Nowadays, the drought theory is considered as the most reasonable by a lot of scientists. To confirm this theory, several investigations were performed. Climate reconstructions were the most important of them. Analysis of sediment layers provided an opportunity to estimate the temperature and the level of rainfall. This reconstruction proved that severe drought periods occurred during the Terminal Classic Period. Importantly, the time connection between drought periods and evidence of Mayan civilization collapse was shown. It could be considered as the first strong evidence in support of this theory.
Second, to accept the drought hypothesis, it is important to prove the significance of water for the Mayan civilization. It was shown that the Maya civilization created a system of management and control of water sourced. Clean water sources controlling was important for the social and political structure of the Mayan population organization. Therefore, drought periods caused not an only agricultural crisis and a small harvest but also a political crisis. It could be supposed that the Mayan people started to be unsatisfied with the existed political system and to blame their political leaders in the crisis. As a result, the social and political collapse of the society developed (Douglas et al., 2015). The estimated connection between a water-supply system and Mayan social and political collapse might be considered as the second strong evidence in support of the drought theory.
Two most reasonable hypotheses of Mayan civilization’s disappearance were examined: the drought theory and the environmental theory. The drought theory was considered more reliable due to the presence of strong empirical evidence in its support while strong reasons for an environmental crisis during the Terminal Classic Period were not found. Therefore, it could be concluded that the drought hypothesis could be a probable explanation of the Mayan civilization collapse “mystery.”
Heckbert, S., Costanza, R., & Parrott, L. (2014). Achieving sustainable societies: Lessons from modelling the ancient Maya. Solutions Journal, 5, 55-64.
Douglas, P. M., Pagani, M., Canuto, M. A., Brenner, M., Hodell, D. A., Eglinton, T. I., & Curtis, J. H. (2015). Drought, agricultural adaptation, and sociopolitical collapse in the Maya lowlands.
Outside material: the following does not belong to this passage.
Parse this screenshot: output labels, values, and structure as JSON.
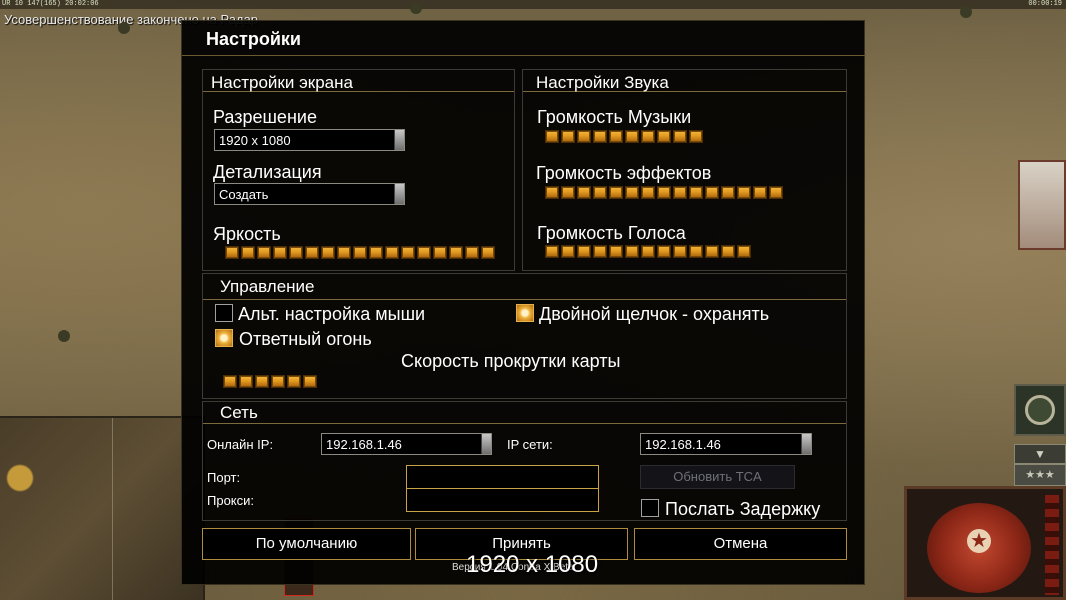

Proceedings of the National Academy of Sciences, 112(18), 5607-5612. Web.